By Debbie Schlussel
As I recently told you, yesterday was supposed to be the day that Nazi mass murderer John Demjanjuk was finally be deported from America. The key phrase: “supposed to be.”
That’s because Demjanjuk has been gaming America and its immigration laws for more than a half-century. And even with a final deportation order, he continues to game the system.
I knew it was too good to be true, when I read that the 89-year-old Demjanjuk was scheduled to be shipped away from America, yesterday. And it was. His lawyers requested a stay on Friday, which a judge granted, giving him more time in America. Demjanjuk’s legal team claimed that after all these decades defrauding American and fighting to stay here after he got caught, he’s simply too frail and old to be deported now.
There are so many other Nazis for whom this absurd “too old and frail” defense works. Nazi Johann Leprich snuck in and out of Canada (post-9/11) and hid under the staircase of his suburban Detroit home. When he was finally caught, he too fought the system, until he was too “old, frail, and mentally incompetent” to go, his lawyers successfully impressed upon a judge.
A gullible judge granted the stay for Demjanjuk on Friday, but just hours ago, the stay was revoked. I wouldn’t hold my breath, though, about actually seeing Demjanjuk stepping off American terra firma once and for all. He just announced he’s appealing the revocation of the stay.
Demjanjuk’s fight to stave off deportation has lasted decades. And like many other Nazis we’ve caught living in our midst, he’s largely succeeded, enjoying a long life on American soil.
He won’t give that up without going down fighting. And so the fight continues.

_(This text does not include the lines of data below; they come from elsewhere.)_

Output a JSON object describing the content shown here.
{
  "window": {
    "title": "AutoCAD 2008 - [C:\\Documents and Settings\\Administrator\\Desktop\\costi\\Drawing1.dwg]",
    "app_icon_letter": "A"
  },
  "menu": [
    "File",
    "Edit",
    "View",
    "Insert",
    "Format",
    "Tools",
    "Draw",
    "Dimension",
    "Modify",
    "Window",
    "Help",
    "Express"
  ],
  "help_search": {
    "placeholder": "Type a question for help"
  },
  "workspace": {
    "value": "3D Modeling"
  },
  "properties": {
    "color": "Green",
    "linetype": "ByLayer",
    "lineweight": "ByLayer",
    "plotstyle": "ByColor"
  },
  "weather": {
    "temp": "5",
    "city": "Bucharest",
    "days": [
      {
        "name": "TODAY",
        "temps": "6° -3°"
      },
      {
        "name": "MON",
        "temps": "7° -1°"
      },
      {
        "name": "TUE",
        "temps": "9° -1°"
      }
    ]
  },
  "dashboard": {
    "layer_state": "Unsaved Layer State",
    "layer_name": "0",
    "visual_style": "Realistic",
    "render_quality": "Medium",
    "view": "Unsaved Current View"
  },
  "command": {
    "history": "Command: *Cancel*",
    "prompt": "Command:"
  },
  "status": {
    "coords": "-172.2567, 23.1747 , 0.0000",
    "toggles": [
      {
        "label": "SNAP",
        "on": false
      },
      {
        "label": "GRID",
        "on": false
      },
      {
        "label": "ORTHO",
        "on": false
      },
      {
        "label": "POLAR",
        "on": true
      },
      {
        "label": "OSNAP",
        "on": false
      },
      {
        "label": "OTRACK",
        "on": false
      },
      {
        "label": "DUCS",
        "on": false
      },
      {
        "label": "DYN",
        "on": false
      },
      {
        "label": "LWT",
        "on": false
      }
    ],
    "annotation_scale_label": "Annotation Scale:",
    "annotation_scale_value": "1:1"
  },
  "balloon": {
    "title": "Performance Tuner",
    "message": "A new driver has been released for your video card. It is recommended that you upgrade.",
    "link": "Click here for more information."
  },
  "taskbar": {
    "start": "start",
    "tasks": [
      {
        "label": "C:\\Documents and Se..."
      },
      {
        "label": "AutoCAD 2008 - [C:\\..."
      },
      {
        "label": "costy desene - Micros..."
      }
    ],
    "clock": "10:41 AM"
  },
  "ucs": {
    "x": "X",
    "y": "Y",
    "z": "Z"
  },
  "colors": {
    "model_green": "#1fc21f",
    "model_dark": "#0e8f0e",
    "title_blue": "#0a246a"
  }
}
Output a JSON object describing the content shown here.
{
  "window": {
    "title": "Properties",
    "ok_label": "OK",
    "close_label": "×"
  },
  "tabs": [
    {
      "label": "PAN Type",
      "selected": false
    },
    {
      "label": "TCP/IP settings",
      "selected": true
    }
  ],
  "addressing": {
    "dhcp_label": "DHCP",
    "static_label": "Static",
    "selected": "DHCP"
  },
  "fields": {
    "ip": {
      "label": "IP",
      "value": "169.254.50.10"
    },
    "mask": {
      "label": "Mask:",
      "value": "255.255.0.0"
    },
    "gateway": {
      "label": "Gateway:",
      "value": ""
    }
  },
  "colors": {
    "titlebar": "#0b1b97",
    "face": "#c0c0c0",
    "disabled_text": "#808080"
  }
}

Meanwhile, John Demjanjuk nears the age of 90, while most of his victims never got to see even a fraction of that number of years. And he may yet die on American soil.

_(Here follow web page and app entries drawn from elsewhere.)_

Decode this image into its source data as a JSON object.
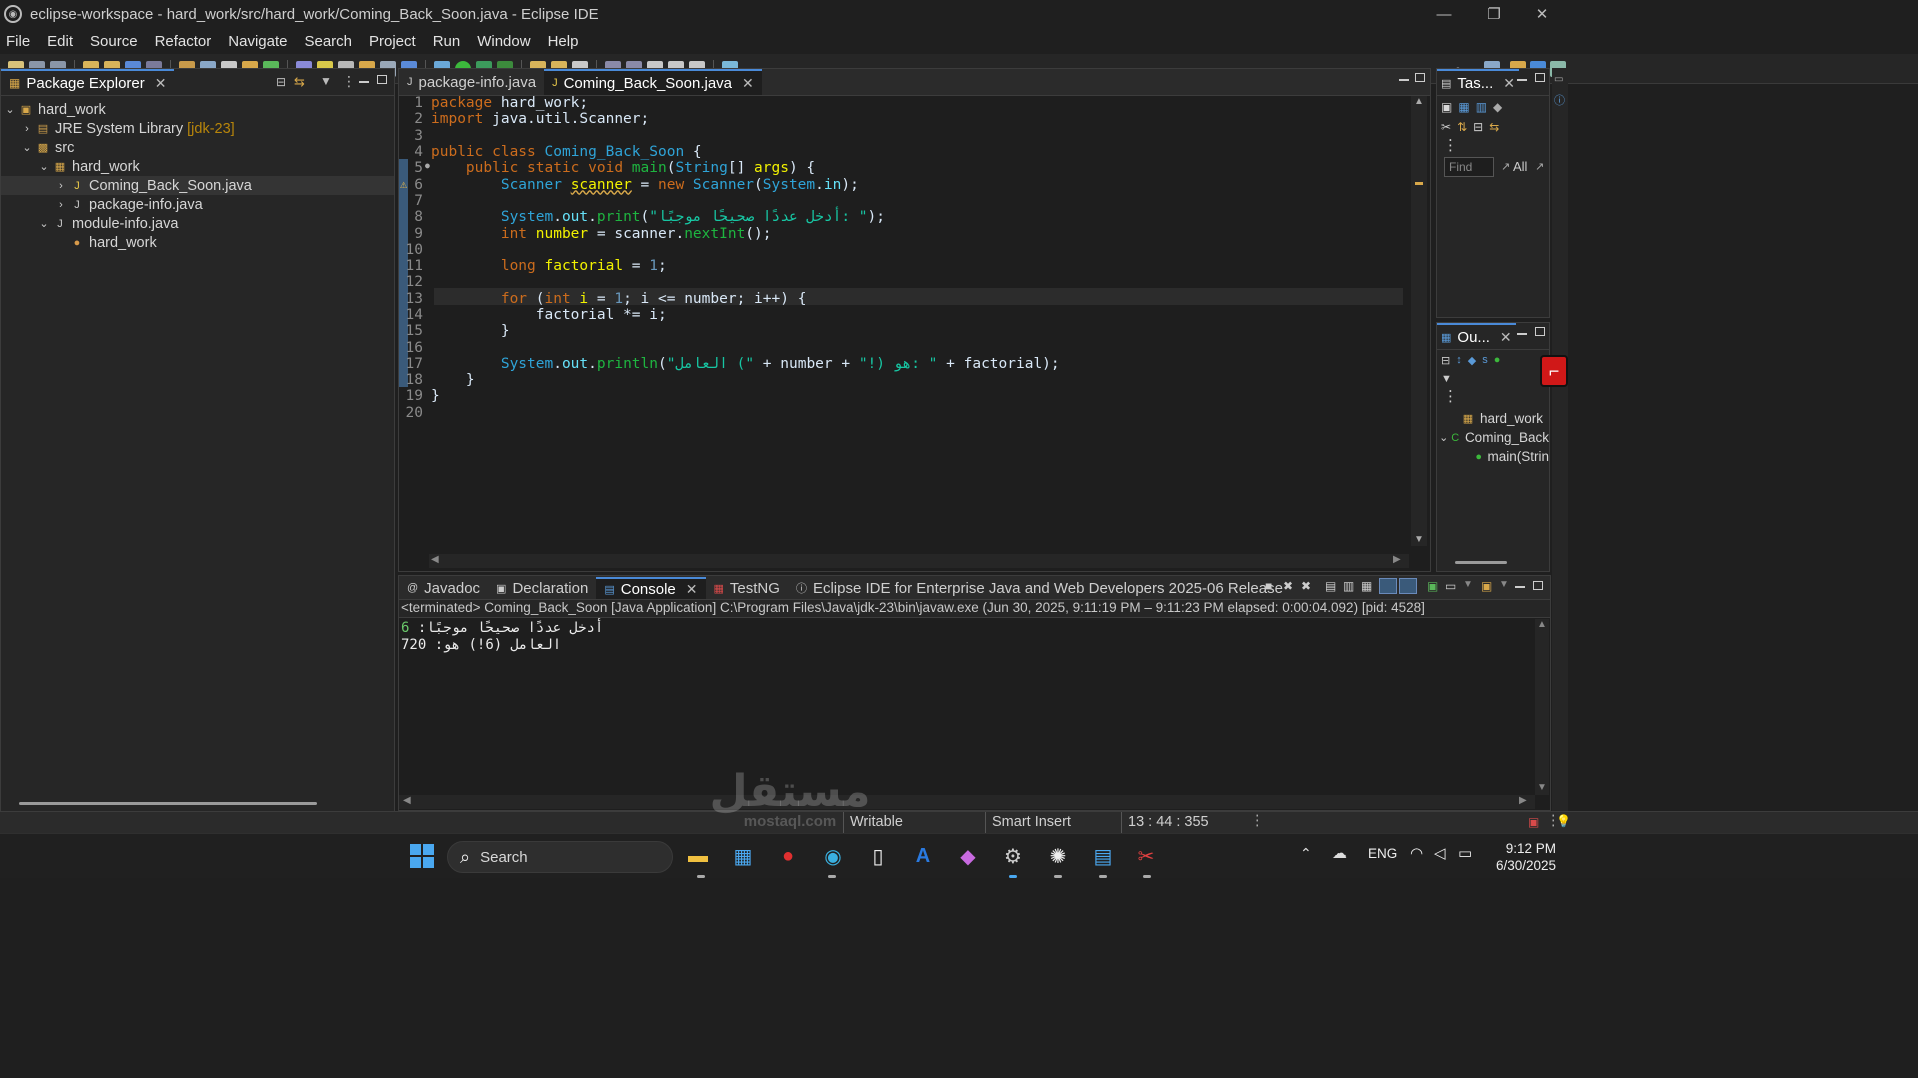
{
  "window": {
    "title": "eclipse-workspace - hard_work/src/hard_work/Coming_Back_Soon.java - Eclipse IDE",
    "minimize": "—",
    "restore": "❐",
    "close": "✕"
  },
  "menu": [
    "File",
    "Edit",
    "Source",
    "Refactor",
    "Navigate",
    "Search",
    "Project",
    "Run",
    "Window",
    "Help"
  ],
  "package_explorer": {
    "tab_label": "Package Explorer",
    "tree": [
      {
        "label": "hard_work",
        "twisty": "⌄",
        "icon": "project-icon"
      },
      {
        "label": "JRE System Library",
        "suffix": "[jdk-23]",
        "twisty": "›",
        "icon": "library-icon"
      },
      {
        "label": "src",
        "twisty": "⌄",
        "icon": "source-folder-icon"
      },
      {
        "label": "hard_work",
        "twisty": "⌄",
        "icon": "package-icon"
      },
      {
        "label": "Coming_Back_Soon.java",
        "twisty": "›",
        "icon": "java-file-icon"
      },
      {
        "label": "package-info.java",
        "twisty": "›",
        "icon": "java-file-icon"
      },
      {
        "label": "module-info.java",
        "twisty": "⌄",
        "icon": "java-file-icon"
      },
      {
        "label": "hard_work",
        "twisty": "",
        "icon": "module-icon"
      }
    ]
  },
  "editor": {
    "tabs": [
      {
        "label": "package-info.java",
        "active": false
      },
      {
        "label": "Coming_Back_Soon.java",
        "active": true
      }
    ],
    "line_numbers": [
      "1",
      "2",
      "3",
      "4",
      "5",
      "6",
      "7",
      "8",
      "9",
      "10",
      "11",
      "12",
      "13",
      "14",
      "15",
      "16",
      "17",
      "18",
      "19",
      "20"
    ],
    "lines": [
      [
        {
          "t": "package ",
          "c": "kw"
        },
        {
          "t": "hard_work;",
          "c": "pl"
        }
      ],
      [
        {
          "t": "import ",
          "c": "kw"
        },
        {
          "t": "java.util.Scanner;",
          "c": "pl"
        }
      ],
      [],
      [
        {
          "t": "public class ",
          "c": "kw"
        },
        {
          "t": "Coming_Back_Soon",
          "c": "cls"
        },
        {
          "t": " {",
          "c": "pl"
        }
      ],
      [
        {
          "t": "    public static void ",
          "c": "kw"
        },
        {
          "t": "main",
          "c": "ty"
        },
        {
          "t": "(",
          "c": "pl"
        },
        {
          "t": "String",
          "c": "cls"
        },
        {
          "t": "[] ",
          "c": "pl"
        },
        {
          "t": "args",
          "c": "var"
        },
        {
          "t": ") {",
          "c": "pl"
        }
      ],
      [
        {
          "t": "        Scanner ",
          "c": "cls"
        },
        {
          "t": "scanner",
          "c": "var"
        },
        {
          "t": " = ",
          "c": "pl"
        },
        {
          "t": "new ",
          "c": "kw"
        },
        {
          "t": "Scanner",
          "c": "cls"
        },
        {
          "t": "(",
          "c": "pl"
        },
        {
          "t": "System",
          "c": "cls"
        },
        {
          "t": ".",
          "c": "pl"
        },
        {
          "t": "in",
          "c": "fld"
        },
        {
          "t": ");",
          "c": "pl"
        }
      ],
      [],
      [
        {
          "t": "        System",
          "c": "cls"
        },
        {
          "t": ".",
          "c": "pl"
        },
        {
          "t": "out",
          "c": "fld"
        },
        {
          "t": ".",
          "c": "pl"
        },
        {
          "t": "print",
          "c": "ty"
        },
        {
          "t": "(",
          "c": "pl"
        },
        {
          "t": "\"أدخل عددًا صحيحًا موجبًا: \"",
          "c": "str"
        },
        {
          "t": ");",
          "c": "pl"
        }
      ],
      [
        {
          "t": "        int ",
          "c": "kw"
        },
        {
          "t": "number",
          "c": "var"
        },
        {
          "t": " = scanner.",
          "c": "pl"
        },
        {
          "t": "nextInt",
          "c": "ty"
        },
        {
          "t": "();",
          "c": "pl"
        }
      ],
      [],
      [
        {
          "t": "        long ",
          "c": "kw"
        },
        {
          "t": "factorial",
          "c": "var"
        },
        {
          "t": " = ",
          "c": "pl"
        },
        {
          "t": "1",
          "c": "num"
        },
        {
          "t": ";",
          "c": "pl"
        }
      ],
      [],
      [
        {
          "t": "        for ",
          "c": "kw"
        },
        {
          "t": "(",
          "c": "pl"
        },
        {
          "t": "int ",
          "c": "kw"
        },
        {
          "t": "i",
          "c": "var"
        },
        {
          "t": " = ",
          "c": "pl"
        },
        {
          "t": "1",
          "c": "num"
        },
        {
          "t": "; i <= number; i++) {",
          "c": "pl"
        }
      ],
      [
        {
          "t": "            factorial *= i;",
          "c": "pl"
        }
      ],
      [
        {
          "t": "        }",
          "c": "pl"
        }
      ],
      [],
      [
        {
          "t": "        System",
          "c": "cls"
        },
        {
          "t": ".",
          "c": "pl"
        },
        {
          "t": "out",
          "c": "fld"
        },
        {
          "t": ".",
          "c": "pl"
        },
        {
          "t": "println",
          "c": "ty"
        },
        {
          "t": "(",
          "c": "pl"
        },
        {
          "t": "\"العامل (\"",
          "c": "str"
        },
        {
          "t": " + number + ",
          "c": "pl"
        },
        {
          "t": "\"!) هو: \"",
          "c": "str"
        },
        {
          "t": " + factorial);",
          "c": "pl"
        }
      ],
      [
        {
          "t": "    }",
          "c": "pl"
        }
      ],
      [
        {
          "t": "}",
          "c": "pl"
        }
      ],
      []
    ]
  },
  "task_list": {
    "tab_label": "Tas...",
    "find_placeholder": "Find",
    "all_label": "All"
  },
  "outline": {
    "tab_label": "Ou...",
    "items": [
      {
        "label": "hard_work",
        "twisty": "",
        "icon": "package-icon"
      },
      {
        "label": "Coming_Back",
        "twisty": "⌄",
        "icon": "class-icon"
      },
      {
        "label": "main(Strin",
        "twisty": "",
        "icon": "method-icon"
      }
    ]
  },
  "bottom_panel": {
    "tabs": [
      {
        "label": "Javadoc",
        "icon": "javadoc-icon",
        "active": false
      },
      {
        "label": "Declaration",
        "icon": "declaration-icon",
        "active": false
      },
      {
        "label": "Console",
        "icon": "console-icon",
        "active": true
      },
      {
        "label": "TestNG",
        "icon": "testng-icon",
        "active": false
      },
      {
        "label": "Eclipse IDE for Enterprise Java and Web Developers 2025-06 Release",
        "icon": "info-icon",
        "active": false
      }
    ],
    "terminated_line": "<terminated> Coming_Back_Soon [Java Application] C:\\Program Files\\Java\\jdk-23\\bin\\javaw.exe  (Jun 30, 2025, 9:11:19 PM – 9:11:23 PM elapsed: 0:00:04.092) [pid: 4528]",
    "output": [
      {
        "text": "أدخل عددًا صحيحًا موجبًا: ",
        "input": "6"
      },
      {
        "text": "العامل (6!) هو: 720",
        "input": ""
      }
    ]
  },
  "status": {
    "writable": "Writable",
    "insert_mode": "Smart Insert",
    "position": "13 : 44 : 355"
  },
  "watermark": "مستقل mostaql.com",
  "taskbar": {
    "search_label": "Search",
    "lang": "ENG",
    "time": "9:12 PM",
    "date": "6/30/2025"
  },
  "colors": {
    "accent": "#4a8ad8",
    "keyword": "#cc6c1d",
    "string": "#17c6a3",
    "class": "#2fa4d8"
  }
}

As I’ve noted before, to date, the only real punishment John Demjanjuk ever got from anyone was when Immigration and Customs Enforcement (ICE) Detention and Removal Operations officials detained Demjanjuk in their facilities for a few months.
And compared to the camps in which his victims died, ICE DRO facilities are palaces.
As I’ve noted, even if Demjanjuk finally gets sent away, his life has been lived. He didn’t suffer. Just two weeks ago, ICE deported Nazi Josias Kumpf from Wisconsin. Kumpf took part in the shooting over 8,000 people at the Trawniki labor camp in Poland.
But he’s 83, now. Like Demjanjuk, he gamed the system for years, living the good life in America.
Sending him back to Austria, even if for trial, is not justice for his victims at this point in his long life.
When it’s this hard to deport a Nazi from our shores, multiply that by thousands (of other aliens we’re trying to rid from U.S. soil), and you know why our immigration system is a mess.
* The John Demjanjuk Story: How “Deporting” a Nazi Takes Decades; Lesson on Greater Immigration Probs
* A Nazi Murderer’s Good Life: Will We Finally Deport John Demjanjuk?
* German Indictments of Nazi Demjanjuk No Cause for Celebration; Only ICE Gave Death Camp Guard Any Real Punishment